The Tactical and the Technical

Former Aggie football player, NFL star and businessman Robert “Hunter” Goodwin ’96 talks lessons learned from life, real estate and sports.

    By Bec Morris '23
  • Lead photo by Arturo Olmos
  • Oct. 26, 2021
    4 min read

From the small town of Bellville, Texas, Robert “Hunter” Goodwin ’96 has always yearned for a challenge, leading him to play football in high school, throughout college, and into the NFL for the Minnesota Vikings and Miami Dolphins. Nine seasons later, a nagging hip injury convinced Goodwin to hang up his helmet. Past investments and keen business sense prompted him to jump into the world of commercial real estate with his business partner and create Oldham Goodwin Group LLC. Today, he dedicates his spare time and funds to raising a family, volunteering in the Bryan-College Station community and advancing charities.

How did you Make the transition to business after playing football?

As I got older, the game became easier in my brain, but my body began to fail me. I had to reconcile with that loss of ability, and my answer was to get back to work. I had some real estate holdings, so I threw myself into managing my investments using the energy and discipline I gained from football.

I quickly learned that in the real world, no one cares that someone played sports. Athletes are often underestimated in business because people automatically assume we aren’t blessed with intellect. I felt like I had to work twice as hard to overcome the bias against athletes, and I use that as motivation.

After 25 years on the gridiron, what was your biggest takeaway?

Sports bring people together and help our society become more inclusive, set aside bias, and see past color and socioeconomic status. When I played football, I didn’t care about my teammates’ race, money or religion. We had a job to do, and we couldn’t do it effectively without each other. If we eat together, work out together, play together and depend on one another for success, it’s amazing how we can become friends and cast aside our differences. The camaraderie of sports is the thing I miss the most.

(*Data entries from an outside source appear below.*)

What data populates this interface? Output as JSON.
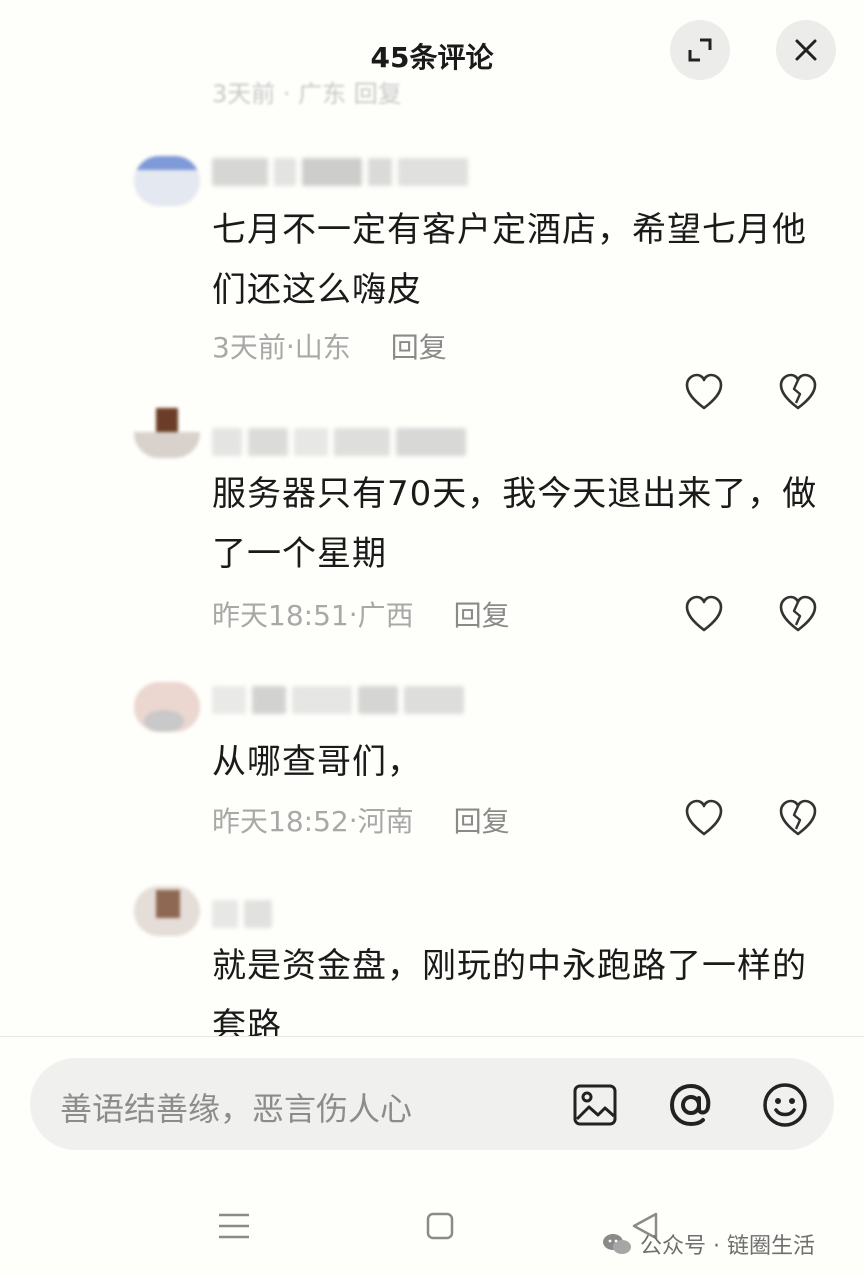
{
  "header": {
    "title": "45条评论"
  },
  "ghost_row": "3天前 · 广东    回复",
  "comments": [
    {
      "content": "七月不一定有客户定酒店，希望七月他们还这么嗨皮",
      "time": "3天前",
      "location": "山东",
      "reply": "回复"
    },
    {
      "content": "服务器只有70天，我今天退出来了，做了一个星期",
      "time": "昨天18:51",
      "location": "广西",
      "reply": "回复"
    },
    {
      "content": "从哪查哥们，",
      "time": "昨天18:52",
      "location": "河南",
      "reply": "回复"
    },
    {
      "content": "就是资金盘，刚玩的中永跑路了一样的套路"
    }
  ],
  "meta_separator": " · ",
  "input": {
    "placeholder": "善语结善缘，恶言伤人心"
  },
  "watermark": {
    "text": "公众号 · 链圈生活"
  },
  "icons": [
    "expand-icon",
    "close-icon",
    "heart-icon",
    "broken-heart-icon",
    "image-icon",
    "at-icon",
    "emoji-icon",
    "menu-icon",
    "home-icon",
    "back-icon",
    "wechat-icon"
  ],
  "colors": {
    "text": "#1a1a1a",
    "meta": "#a8a8a8",
    "background": "#fefefa",
    "input_bg": "#f0f0ee"
  }
}
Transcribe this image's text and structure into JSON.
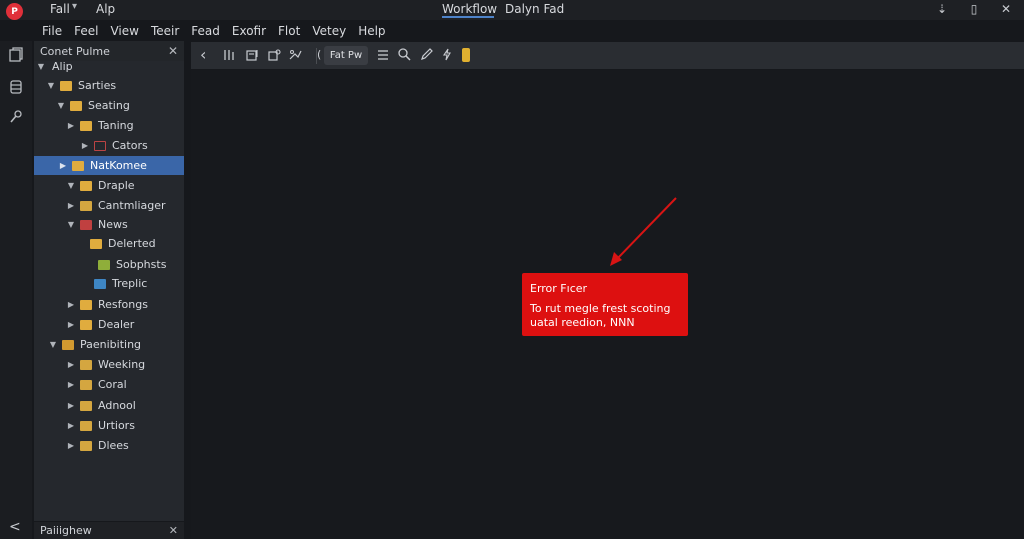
{
  "titlebar": {
    "menu_label": "Fall",
    "menu_chevron": "▾",
    "app_label": "Alp",
    "tab_workflow": "Workflow",
    "document_title": "Dalyn Fad",
    "logo_text": "P",
    "minimize": "⇣",
    "maximize": "▯",
    "close": "✕"
  },
  "menubar": {
    "items": [
      "File",
      "Feel",
      "View",
      "Teeir",
      "Fead",
      "Exofir",
      "Flot",
      "Vetey",
      "Help"
    ]
  },
  "activity": {
    "icons": [
      "explorer-icon",
      "database-icon",
      "tools-icon"
    ],
    "collapse": "<"
  },
  "sidebar": {
    "title": "Conet Pulme",
    "close": "✕",
    "items": [
      {
        "label": "Alip",
        "twisty": "▼"
      },
      {
        "label": "Sarties",
        "twisty": "▼"
      },
      {
        "label": "Seating",
        "twisty": "▼"
      },
      {
        "label": "Taning",
        "twisty": "▶"
      },
      {
        "label": "Cators",
        "twisty": "▶"
      },
      {
        "label": "NatKomee",
        "twisty": "▶"
      },
      {
        "label": "Draple",
        "twisty": "▼"
      },
      {
        "label": "Cantmliager",
        "twisty": "▶"
      },
      {
        "label": "News",
        "twisty": "▼"
      },
      {
        "label": "Delerted",
        "twisty": ""
      },
      {
        "label": "Sobphsts",
        "twisty": ""
      },
      {
        "label": "Treplic",
        "twisty": ""
      },
      {
        "label": "Resfongs",
        "twisty": "▶"
      },
      {
        "label": "Dealer",
        "twisty": "▶"
      },
      {
        "label": "Paenibiting",
        "twisty": "▼"
      },
      {
        "label": "Weeking",
        "twisty": "▶"
      },
      {
        "label": "Coral",
        "twisty": "▶"
      },
      {
        "label": "Adnool",
        "twisty": "▶"
      },
      {
        "label": "Urtiors",
        "twisty": "▶"
      },
      {
        "label": "Dlees",
        "twisty": "▶"
      }
    ]
  },
  "bottom_panel": {
    "title": "Paiiighew",
    "close": "✕"
  },
  "toolbar": {
    "back": "‹",
    "combo_label": "Fat Pw",
    "paren": "("
  },
  "error": {
    "title": "Error Fıcer",
    "message": "To rut megle frest scoting uatal reedion, NNN"
  },
  "colors": {
    "accent": "#3a66a8",
    "error": "#dd1010",
    "folder": "#e0ac3e",
    "logo": "#e0303a"
  }
}
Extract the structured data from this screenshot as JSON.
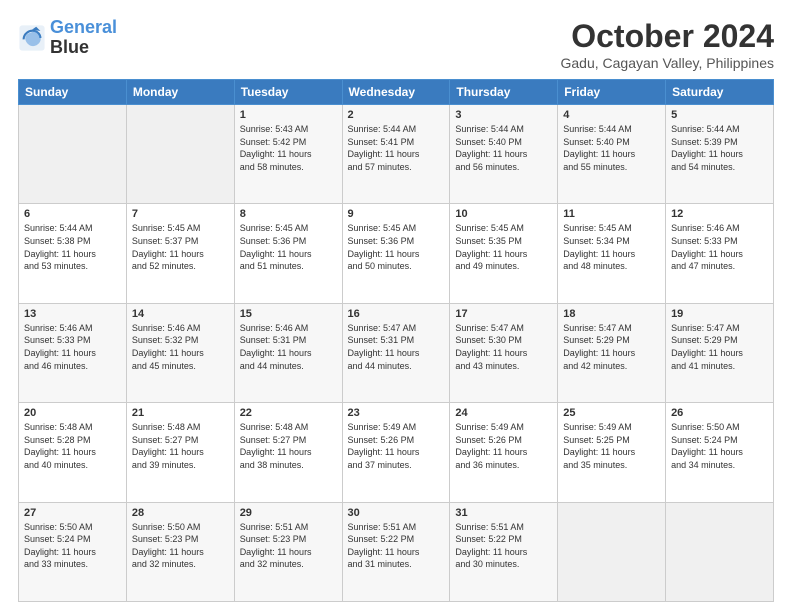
{
  "logo": {
    "line1": "General",
    "line2": "Blue"
  },
  "title": "October 2024",
  "location": "Gadu, Cagayan Valley, Philippines",
  "days_of_week": [
    "Sunday",
    "Monday",
    "Tuesday",
    "Wednesday",
    "Thursday",
    "Friday",
    "Saturday"
  ],
  "weeks": [
    [
      {
        "num": "",
        "info": ""
      },
      {
        "num": "",
        "info": ""
      },
      {
        "num": "1",
        "info": "Sunrise: 5:43 AM\nSunset: 5:42 PM\nDaylight: 11 hours\nand 58 minutes."
      },
      {
        "num": "2",
        "info": "Sunrise: 5:44 AM\nSunset: 5:41 PM\nDaylight: 11 hours\nand 57 minutes."
      },
      {
        "num": "3",
        "info": "Sunrise: 5:44 AM\nSunset: 5:40 PM\nDaylight: 11 hours\nand 56 minutes."
      },
      {
        "num": "4",
        "info": "Sunrise: 5:44 AM\nSunset: 5:40 PM\nDaylight: 11 hours\nand 55 minutes."
      },
      {
        "num": "5",
        "info": "Sunrise: 5:44 AM\nSunset: 5:39 PM\nDaylight: 11 hours\nand 54 minutes."
      }
    ],
    [
      {
        "num": "6",
        "info": "Sunrise: 5:44 AM\nSunset: 5:38 PM\nDaylight: 11 hours\nand 53 minutes."
      },
      {
        "num": "7",
        "info": "Sunrise: 5:45 AM\nSunset: 5:37 PM\nDaylight: 11 hours\nand 52 minutes."
      },
      {
        "num": "8",
        "info": "Sunrise: 5:45 AM\nSunset: 5:36 PM\nDaylight: 11 hours\nand 51 minutes."
      },
      {
        "num": "9",
        "info": "Sunrise: 5:45 AM\nSunset: 5:36 PM\nDaylight: 11 hours\nand 50 minutes."
      },
      {
        "num": "10",
        "info": "Sunrise: 5:45 AM\nSunset: 5:35 PM\nDaylight: 11 hours\nand 49 minutes."
      },
      {
        "num": "11",
        "info": "Sunrise: 5:45 AM\nSunset: 5:34 PM\nDaylight: 11 hours\nand 48 minutes."
      },
      {
        "num": "12",
        "info": "Sunrise: 5:46 AM\nSunset: 5:33 PM\nDaylight: 11 hours\nand 47 minutes."
      }
    ],
    [
      {
        "num": "13",
        "info": "Sunrise: 5:46 AM\nSunset: 5:33 PM\nDaylight: 11 hours\nand 46 minutes."
      },
      {
        "num": "14",
        "info": "Sunrise: 5:46 AM\nSunset: 5:32 PM\nDaylight: 11 hours\nand 45 minutes."
      },
      {
        "num": "15",
        "info": "Sunrise: 5:46 AM\nSunset: 5:31 PM\nDaylight: 11 hours\nand 44 minutes."
      },
      {
        "num": "16",
        "info": "Sunrise: 5:47 AM\nSunset: 5:31 PM\nDaylight: 11 hours\nand 44 minutes."
      },
      {
        "num": "17",
        "info": "Sunrise: 5:47 AM\nSunset: 5:30 PM\nDaylight: 11 hours\nand 43 minutes."
      },
      {
        "num": "18",
        "info": "Sunrise: 5:47 AM\nSunset: 5:29 PM\nDaylight: 11 hours\nand 42 minutes."
      },
      {
        "num": "19",
        "info": "Sunrise: 5:47 AM\nSunset: 5:29 PM\nDaylight: 11 hours\nand 41 minutes."
      }
    ],
    [
      {
        "num": "20",
        "info": "Sunrise: 5:48 AM\nSunset: 5:28 PM\nDaylight: 11 hours\nand 40 minutes."
      },
      {
        "num": "21",
        "info": "Sunrise: 5:48 AM\nSunset: 5:27 PM\nDaylight: 11 hours\nand 39 minutes."
      },
      {
        "num": "22",
        "info": "Sunrise: 5:48 AM\nSunset: 5:27 PM\nDaylight: 11 hours\nand 38 minutes."
      },
      {
        "num": "23",
        "info": "Sunrise: 5:49 AM\nSunset: 5:26 PM\nDaylight: 11 hours\nand 37 minutes."
      },
      {
        "num": "24",
        "info": "Sunrise: 5:49 AM\nSunset: 5:26 PM\nDaylight: 11 hours\nand 36 minutes."
      },
      {
        "num": "25",
        "info": "Sunrise: 5:49 AM\nSunset: 5:25 PM\nDaylight: 11 hours\nand 35 minutes."
      },
      {
        "num": "26",
        "info": "Sunrise: 5:50 AM\nSunset: 5:24 PM\nDaylight: 11 hours\nand 34 minutes."
      }
    ],
    [
      {
        "num": "27",
        "info": "Sunrise: 5:50 AM\nSunset: 5:24 PM\nDaylight: 11 hours\nand 33 minutes."
      },
      {
        "num": "28",
        "info": "Sunrise: 5:50 AM\nSunset: 5:23 PM\nDaylight: 11 hours\nand 32 minutes."
      },
      {
        "num": "29",
        "info": "Sunrise: 5:51 AM\nSunset: 5:23 PM\nDaylight: 11 hours\nand 32 minutes."
      },
      {
        "num": "30",
        "info": "Sunrise: 5:51 AM\nSunset: 5:22 PM\nDaylight: 11 hours\nand 31 minutes."
      },
      {
        "num": "31",
        "info": "Sunrise: 5:51 AM\nSunset: 5:22 PM\nDaylight: 11 hours\nand 30 minutes."
      },
      {
        "num": "",
        "info": ""
      },
      {
        "num": "",
        "info": ""
      }
    ]
  ]
}
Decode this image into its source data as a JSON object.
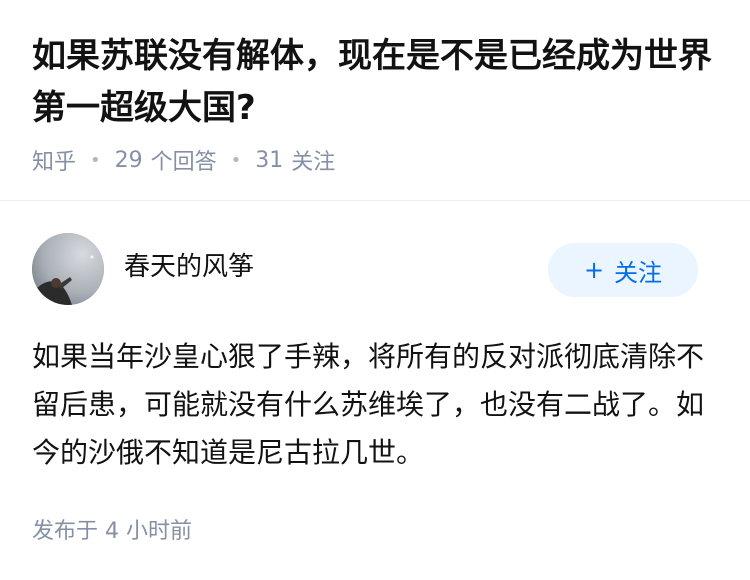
{
  "question": {
    "title": "如果苏联没有解体，现在是不是已经成为世界第一超级大国?",
    "source": "知乎",
    "answers_count": "29",
    "answers_label": "个回答",
    "followers_count": "31",
    "followers_label": "关注"
  },
  "answer": {
    "author_name": "春天的风筝",
    "avatar_icon": "user-avatar",
    "follow_label": "关注",
    "follow_icon": "plus-icon",
    "content": "如果当年沙皇心狠了手辣，将所有的反对派彻底清除不留后患，可能就没有什么苏维埃了，也没有二战了。如今的沙俄不知道是尼古拉几世。",
    "published_label": "发布于",
    "published_time": "4 小时前"
  },
  "colors": {
    "accent": "#056de8",
    "follow_bg": "#ebf5ff",
    "meta_text": "#8590a6",
    "title_text": "#121212"
  }
}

How have you stayed involved with the Aggie Network and Texas A&M University?

Since I had an amazing undergraduate experience and retain a strong belief in the College of Agriculture and Life Sciences and Texas A&M AgriLife, I have a justified passion that motivates me to advance their mission.

Hunter Goodwin '96 uses his gridiron expertise to analyze Aggie football on his weekly TexAgs segment, "The Hunter Goodwin Hour."
After joining the dean’s Vice Chancellor’s Forum and eventually becoming chairman, I was tasked with exploring opportunities for offering a hospitality initiative in the college because of my work and passion in the industry. I assembled a team of industry experts, facilitated discussions and created a “hospitality playbook” to lay the groundwork for the proposed program. I believe this incredible opportunity will make Texas A&M the hospitality leader in Texas and eventually nationwide.

Additionally, I’m a part-owner of TexAgs, an Aggie fan networking site, where I have hosted a segment focused on an in-depth analysis of Aggie football that has earned me the nickname, “The Big Truth.” There are two components that I discuss: the tactical and the technical. The tactical is why a coach calls a certain play. The technical is how a player executes his job within the play. If there are technical failures in the execution, even the greatest play will fail miserably. That’s what I love about football: 11 self-absorbed individuals will result in a whole lot of losses, but if they do their jobs and execute well on every play, the play and team will succeed.

Why are you supporting the M. Edward Rister ’74 Chair of Rural Entrepreneurship fund?

My parents instilled in me that if you can improve the community through investments of time and money, you have a duty to do it. When I heard a chair was being endowed for Dr. Rister, it was easy to donate toward the cause. Dr. Rister is a phenomenal human being. He left a massive impression on me as my rural entrepreneurship professor in the agricultural economics department. Even as a young college student, I could tell that he was truly invested in my well-being and future success as a businessman. I wouldn’t be the entrepreneur I am today without his teaching and his belief in my dream. When someone has that kind of extraordinary impact on you, it is worthy of recognition.

Make a Difference: To advance rural entrepreneurship classes and extracurricular programs and events, consider making a gift of any size to the Rural Entrepreneurship Fund at


Hunter Goodwin ’96 played football for Texas A&M University after two years at Texas A&M-Kingsville. He was drafted into the NFL in 1996 but completed his bachelor’s degree in agricultural economics during the offseason. Now, Goodwin and his wife, Amber ’97, live in College Station with their two children, where he serves on the boards of many community groups and volunteers with various charities after hours.